Instructions for the task:
Recreate the listing that follows line for line, without pictures.

"""

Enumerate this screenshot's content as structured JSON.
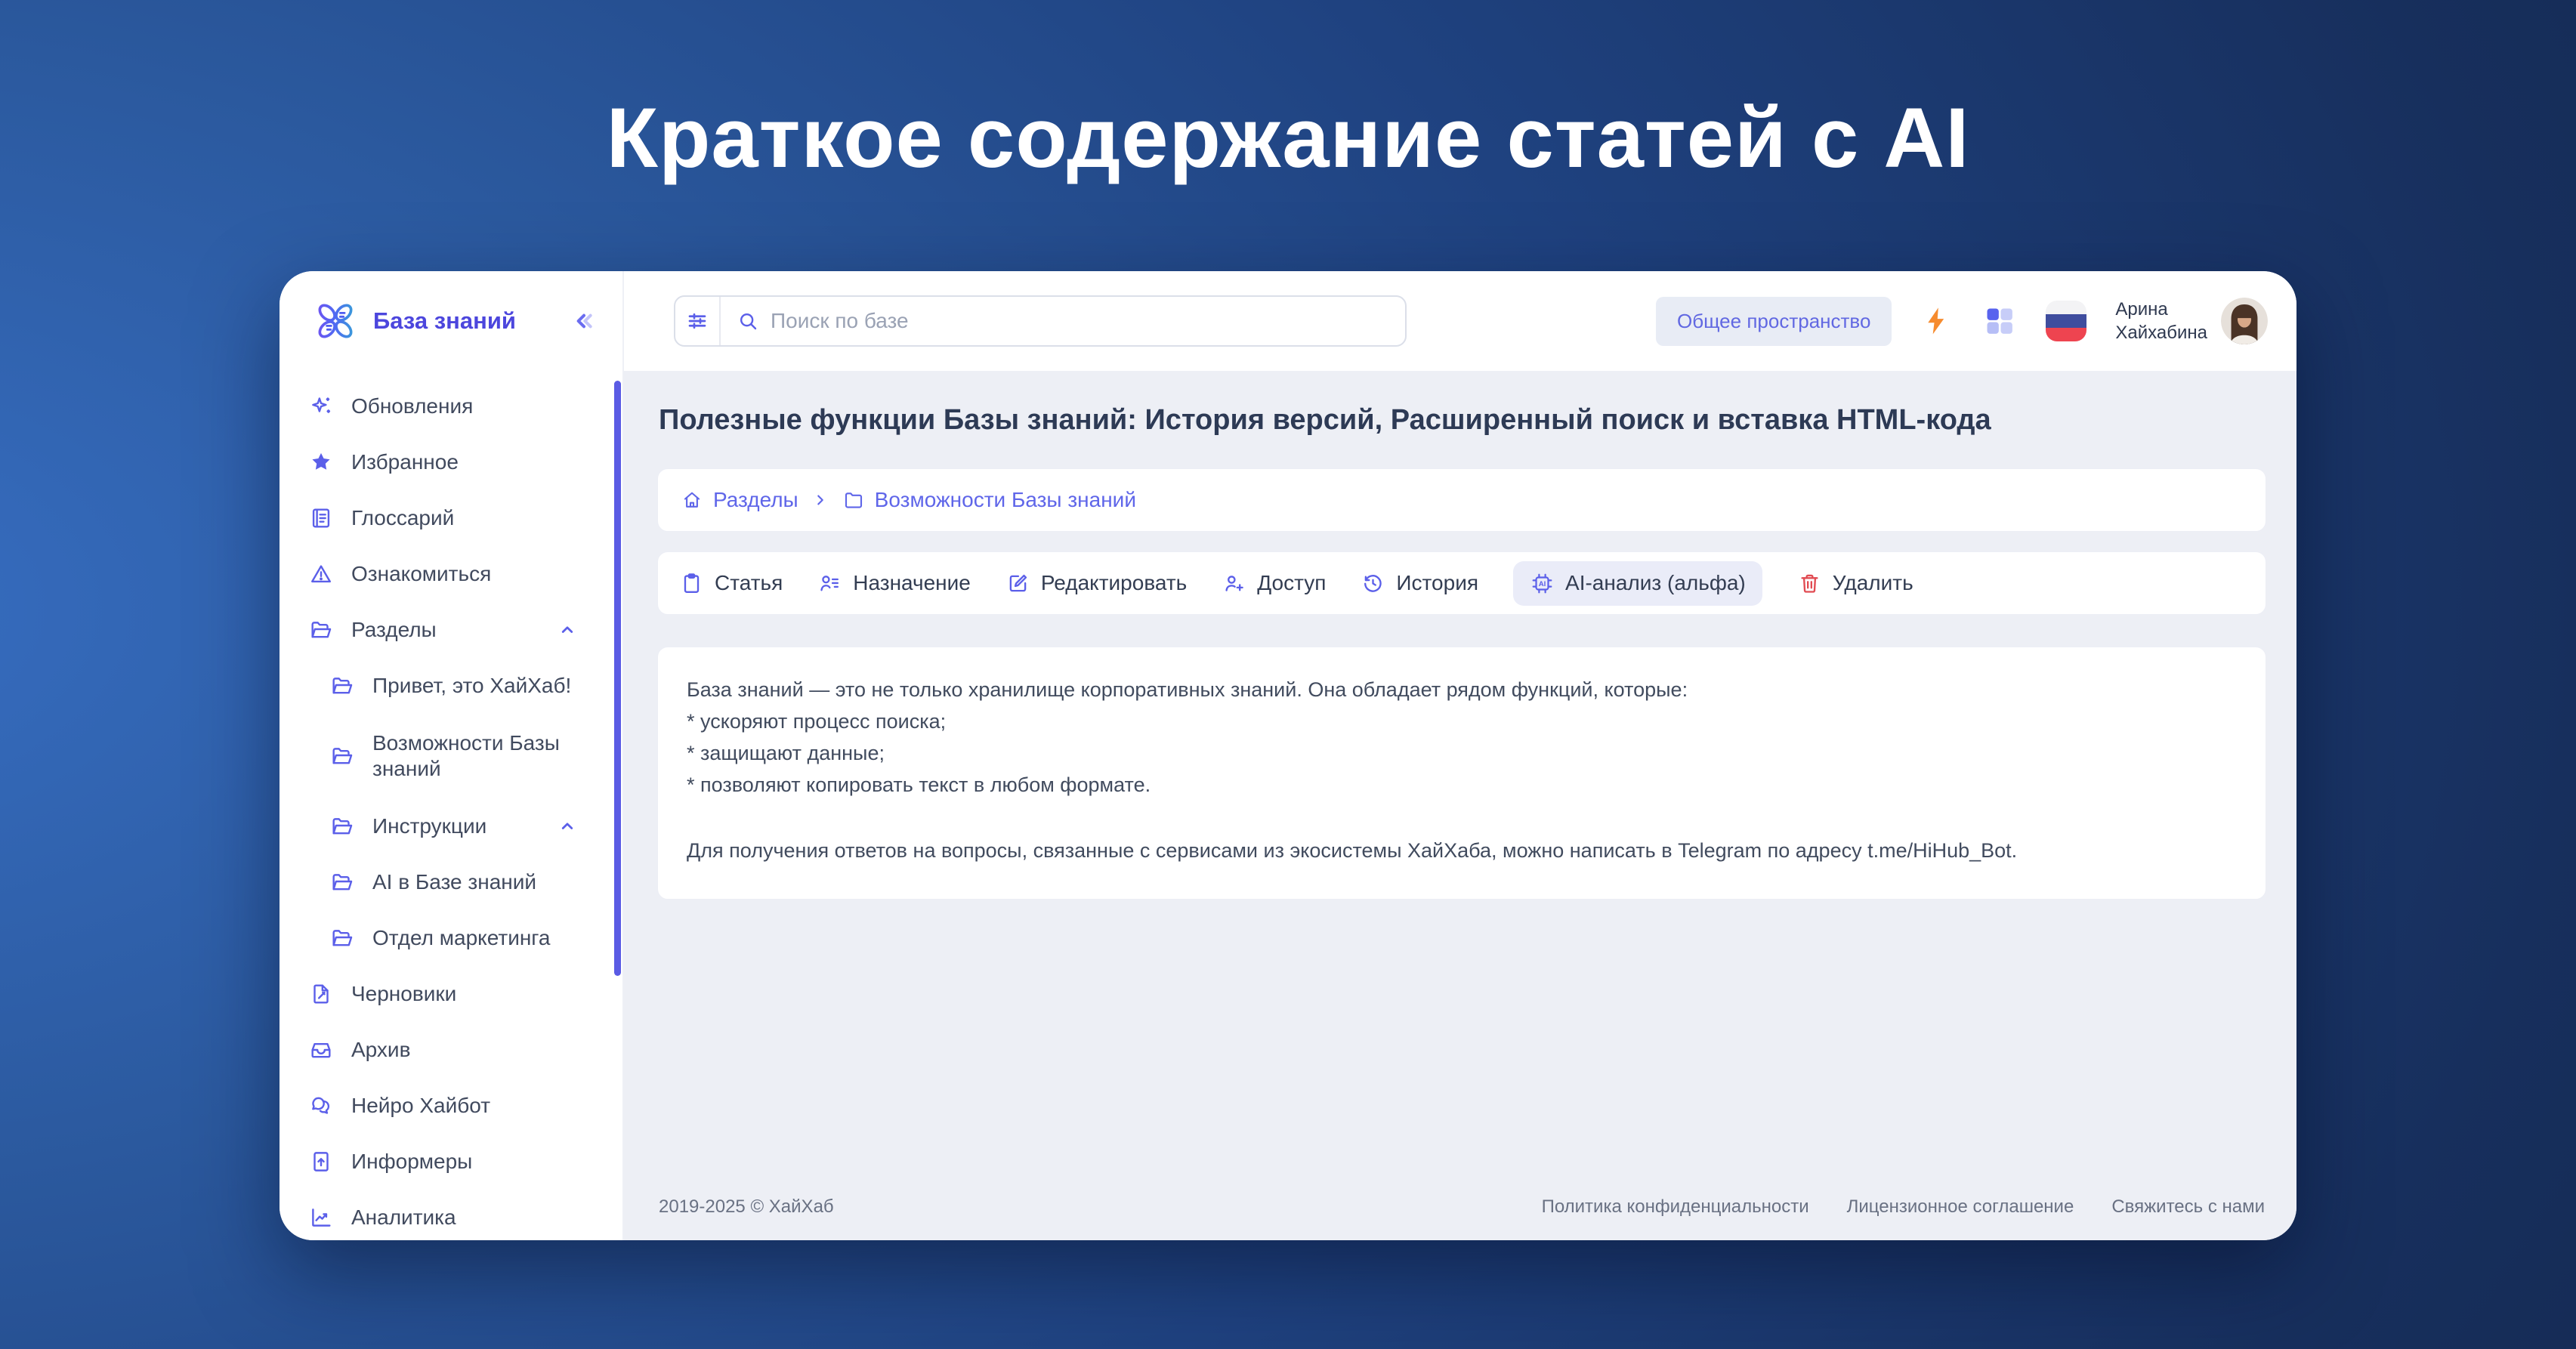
{
  "hero": {
    "title": "Краткое содержание статей с AI"
  },
  "app": {
    "name": "База знаний",
    "collapse_icon": "double-chevron-left-icon"
  },
  "sidebar": {
    "items": [
      {
        "label": "Обновления",
        "icon": "sparkles-icon",
        "level": 0
      },
      {
        "label": "Избранное",
        "icon": "star-icon",
        "level": 0
      },
      {
        "label": "Глоссарий",
        "icon": "book-icon",
        "level": 0
      },
      {
        "label": "Ознакомиться",
        "icon": "warning-icon",
        "level": 0
      },
      {
        "label": "Разделы",
        "icon": "folder-open-icon",
        "level": 0,
        "expanded": true
      },
      {
        "label": "Привет, это ХайХаб!",
        "icon": "folder-open-icon",
        "level": 1
      },
      {
        "label": "Возможности Базы знаний",
        "icon": "folder-open-icon",
        "level": 1
      },
      {
        "label": "Инструкции",
        "icon": "folder-open-icon",
        "level": 1,
        "expanded": true
      },
      {
        "label": "AI в Базе знаний",
        "icon": "folder-open-icon",
        "level": 1
      },
      {
        "label": "Отдел маркетинга",
        "icon": "folder-open-icon",
        "level": 1
      },
      {
        "label": "Черновики",
        "icon": "draft-icon",
        "level": 0
      },
      {
        "label": "Архив",
        "icon": "archive-icon",
        "level": 0
      },
      {
        "label": "Нейро Хайбот",
        "icon": "chat-icon",
        "level": 0
      },
      {
        "label": "Информеры",
        "icon": "informer-icon",
        "level": 0
      },
      {
        "label": "Аналитика",
        "icon": "analytics-icon",
        "level": 0
      }
    ]
  },
  "topbar": {
    "search_placeholder": "Поиск по базе",
    "space_badge": "Общее пространство",
    "user": {
      "name_line1": "Арина",
      "name_line2": "Хайхабина"
    }
  },
  "article": {
    "title": "Полезные функции Базы знаний: История версий, Расширенный поиск и вставка HTML-кода",
    "breadcrumb": {
      "root": "Разделы",
      "current": "Возможности Базы знаний"
    },
    "toolbar": {
      "buttons": [
        "Статья",
        "Назначение",
        "Редактировать",
        "Доступ",
        "История",
        "AI-анализ (альфа)",
        "Удалить"
      ]
    },
    "body": [
      "База знаний — это не только хранилище корпоративных знаний. Она обладает рядом функций, которые:",
      "* ускоряют процесс поиска;",
      "* защищают данные;",
      "* позволяют копировать текст в любом формате.",
      "Для получения ответов на вопросы, связанные с сервисами из экосистемы ХайХаба, можно написать в Telegram по адресу t.me/HiHub_Bot."
    ]
  },
  "footer": {
    "copyright": "2019-2025 © ХайХаб",
    "links": [
      "Политика конфиденциальности",
      "Лицензионное соглашение",
      "Свяжитесь с нами"
    ]
  },
  "colors": {
    "accent": "#5b5fe9",
    "danger": "#e14b52",
    "bolt_orange": "#f68b2e",
    "badge_bg": "#e8ecf5",
    "content_bg": "#edeff5",
    "slide_navy": "#112343"
  }
}
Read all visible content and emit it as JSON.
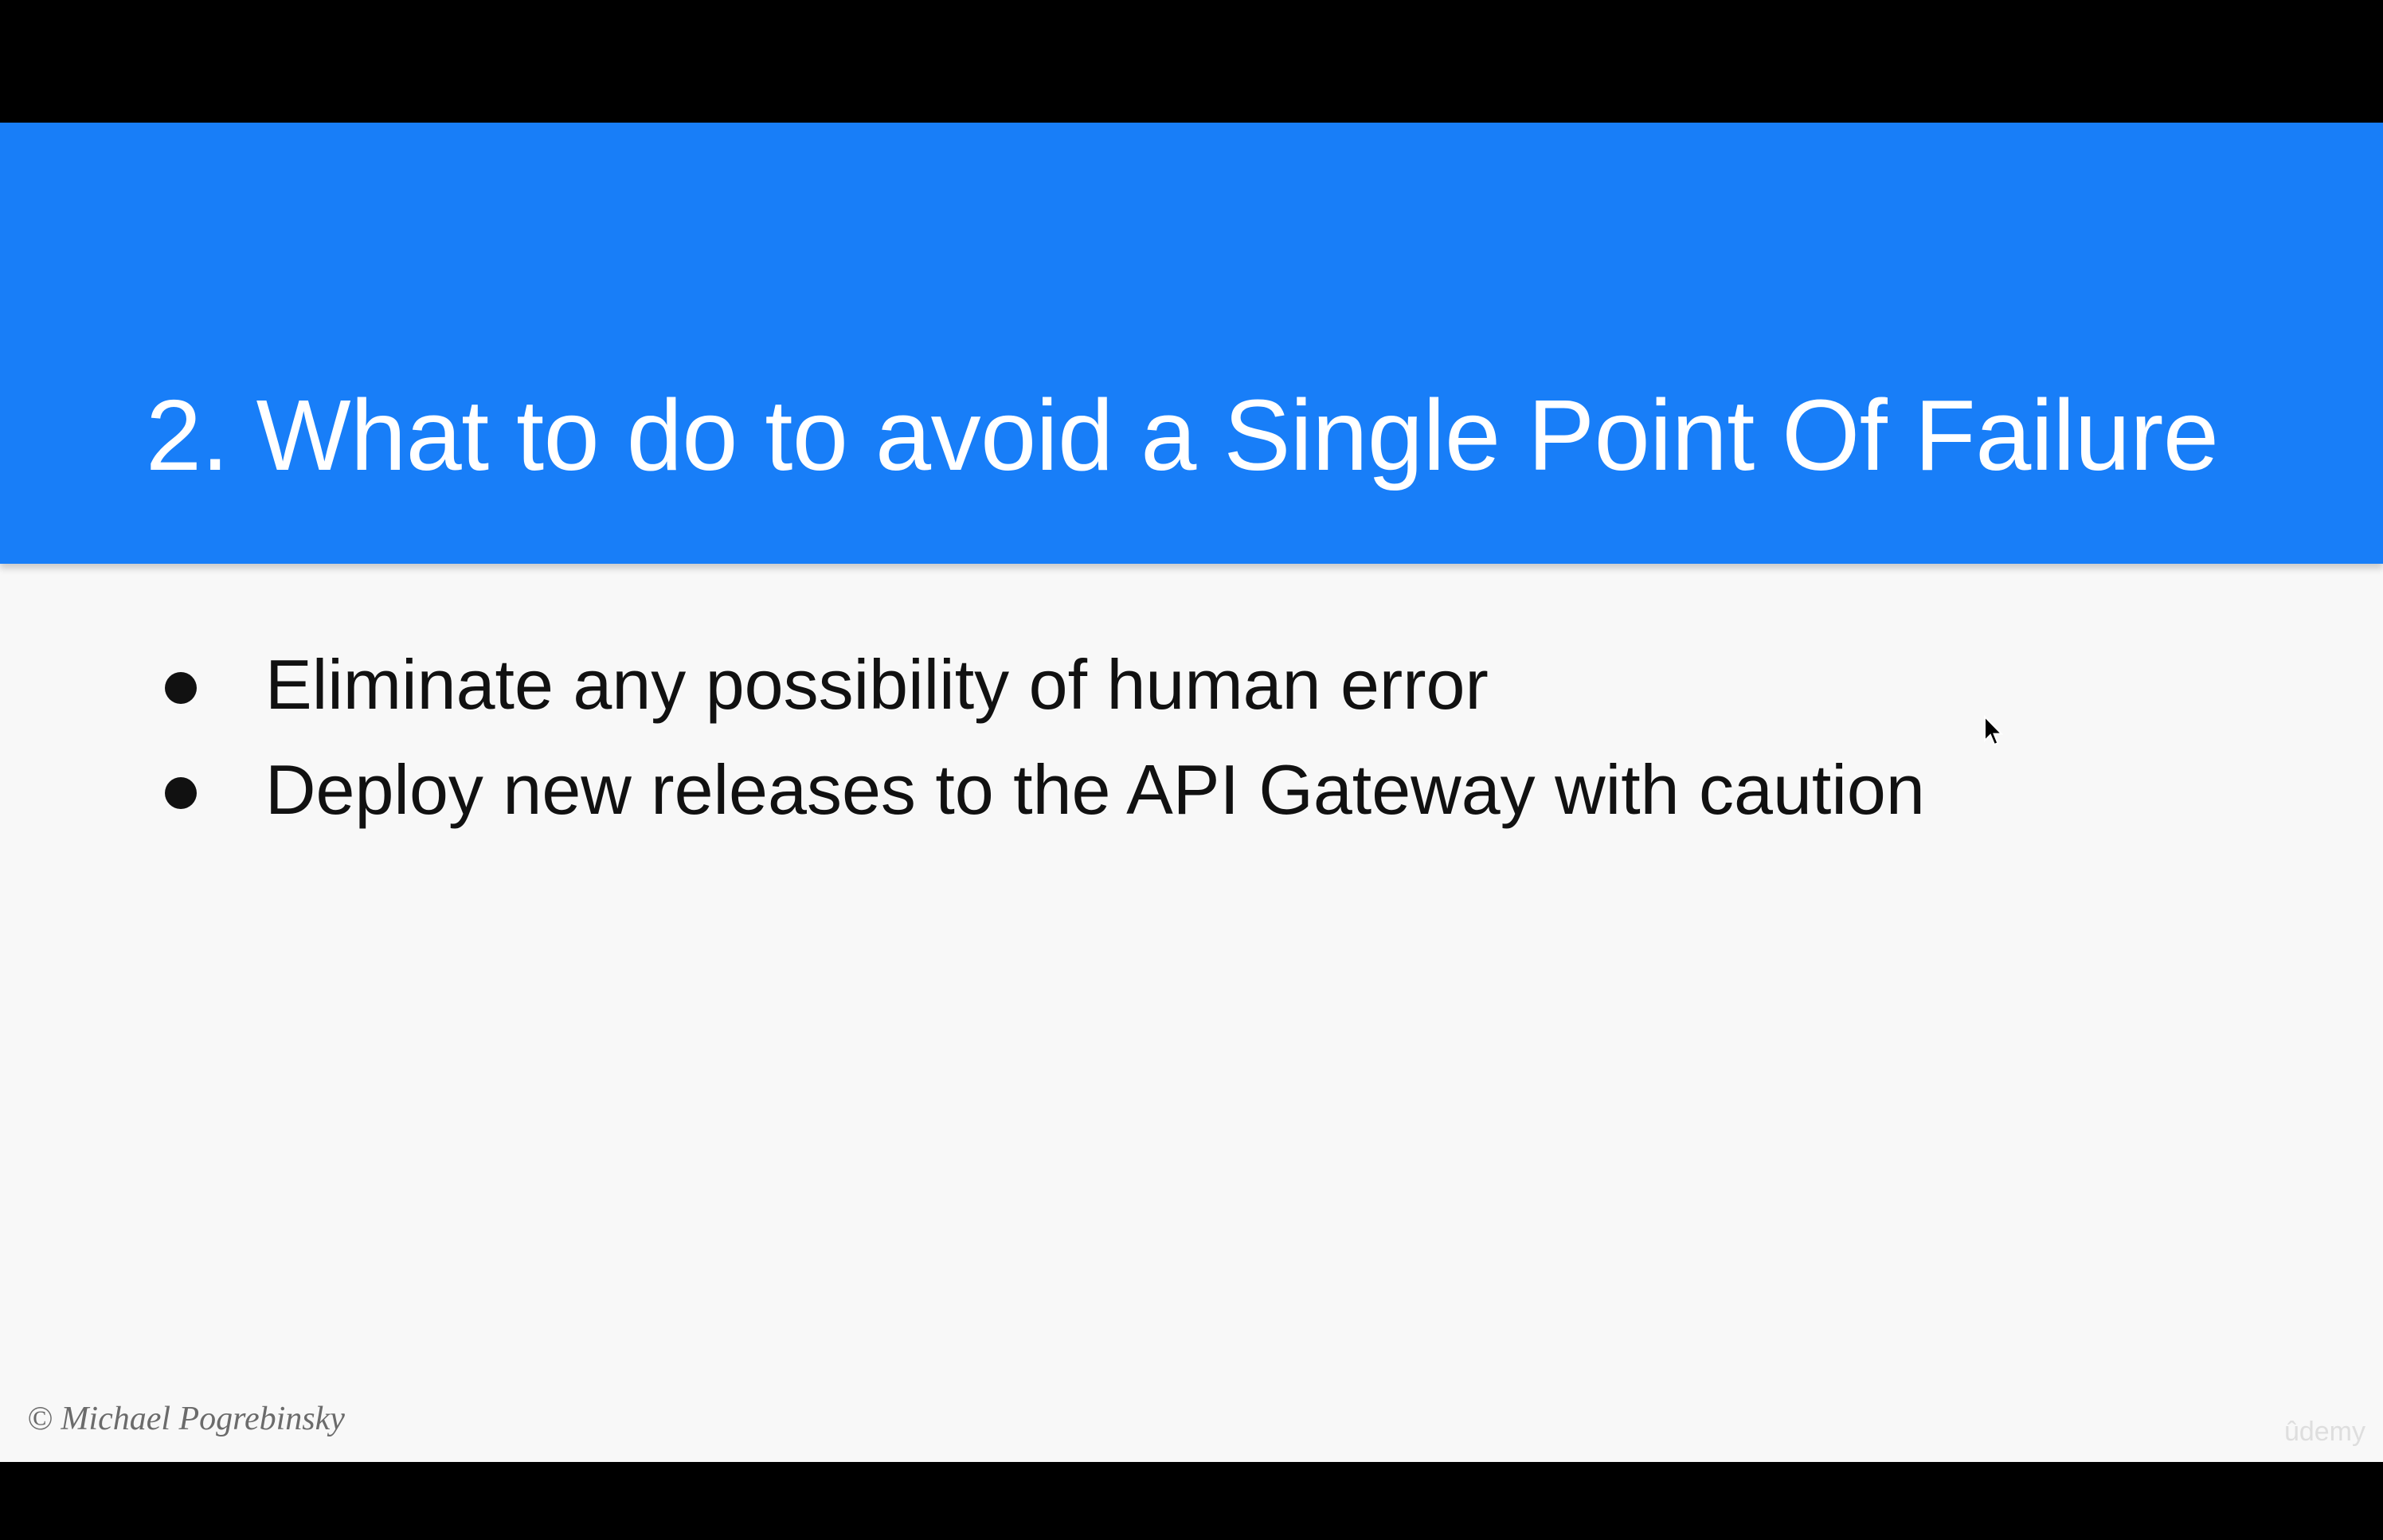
{
  "slide": {
    "title": "2. What to do to avoid a Single Point Of Failure",
    "bullets": [
      "Eliminate any possibility of human error",
      "Deploy new releases to the API Gateway with caution"
    ],
    "copyright": "© Michael Pogrebinsky",
    "watermark": "ûdemy"
  },
  "colors": {
    "header_band": "#187ef8",
    "slide_background": "#f8f8f8",
    "letterbox": "#000000",
    "title_text": "#ffffff",
    "body_text": "#111111"
  },
  "icons": {
    "bullet": "filled-circle",
    "cursor": "mouse-pointer-arrow"
  }
}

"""

Output for this exercise:
Enumerate this screenshot's content as structured JSON.
{
  "hero": {
    "title": "Краткое содержание статей с AI"
  },
  "app": {
    "name": "База знаний",
    "collapse_icon": "double-chevron-left-icon"
  },
  "sidebar": {
    "items": [
      {
        "label": "Обновления",
        "icon": "sparkles-icon",
        "level": 0
      },
      {
        "label": "Избранное",
        "icon": "star-icon",
        "level": 0
      },
      {
        "label": "Глоссарий",
        "icon": "book-icon",
        "level": 0
      },
      {
        "label": "Ознакомиться",
        "icon": "warning-icon",
        "level": 0
      },
      {
        "label": "Разделы",
        "icon": "folder-open-icon",
        "level": 0,
        "expanded": true
      },
      {
        "label": "Привет, это ХайХаб!",
        "icon": "folder-open-icon",
        "level": 1
      },
      {
        "label": "Возможности Базы знаний",
        "icon": "folder-open-icon",
        "level": 1
      },
      {
        "label": "Инструкции",
        "icon": "folder-open-icon",
        "level": 1,
        "expanded": true
      },
      {
        "label": "AI в Базе знаний",
        "icon": "folder-open-icon",
        "level": 1
      },
      {
        "label": "Отдел маркетинга",
        "icon": "folder-open-icon",
        "level": 1
      },
      {
        "label": "Черновики",
        "icon": "draft-icon",
        "level": 0
      },
      {
        "label": "Архив",
        "icon": "archive-icon",
        "level": 0
      },
      {
        "label": "Нейро Хайбот",
        "icon": "chat-icon",
        "level": 0
      },
      {
        "label": "Информеры",
        "icon": "informer-icon",
        "level": 0
      },
      {
        "label": "Аналитика",
        "icon": "analytics-icon",
        "level": 0
      }
    ]
  },
  "topbar": {
    "search_placeholder": "Поиск по базе",
    "space_badge": "Общее пространство",
    "user": {
      "name_line1": "Арина",
      "name_line2": "Хайхабина"
    }
  },
  "article": {
    "title": "Полезные функции Базы знаний: История версий, Расширенный поиск и вставка HTML-кода",
    "breadcrumb": {
      "root": "Разделы",
      "current": "Возможности Базы знаний"
    },
    "toolbar": {
      "buttons": [
        "Статья",
        "Назначение",
        "Редактировать",
        "Доступ",
        "История",
        "AI-анализ (альфа)",
        "Удалить"
      ]
    },
    "body": [
      "База знаний — это не только хранилище корпоративных знаний. Она обладает рядом функций, которые:",
      "* ускоряют процесс поиска;",
      "* защищают данные;",
      "* позволяют копировать текст в любом формате.",
      "Для получения ответов на вопросы, связанные с сервисами из экосистемы ХайХаба, можно написать в Telegram по адресу t.me/HiHub_Bot."
    ]
  },
  "footer": {
    "copyright": "2019-2025 © ХайХаб",
    "links": [
      "Политика конфиденциальности",
      "Лицензионное соглашение",
      "Свяжитесь с нами"
    ]
  },
  "colors": {
    "accent": "#5b5fe9",
    "danger": "#e14b52",
    "bolt_orange": "#f68b2e",
    "badge_bg": "#e8ecf5",
    "content_bg": "#edeff5",
    "slide_navy": "#112343"
  }
}
Read all visible content and emit it as JSON.
{
  "slide": {
    "title": "2. What to do to avoid a Single Point Of Failure",
    "bullets": [
      "Eliminate any possibility of human error",
      "Deploy new releases to the API Gateway with caution"
    ],
    "copyright": "© Michael Pogrebinsky",
    "watermark": "ûdemy"
  },
  "colors": {
    "header_band": "#187ef8",
    "slide_background": "#f8f8f8",
    "letterbox": "#000000",
    "title_text": "#ffffff",
    "body_text": "#111111"
  },
  "icons": {
    "bullet": "filled-circle",
    "cursor": "mouse-pointer-arrow"
  }
}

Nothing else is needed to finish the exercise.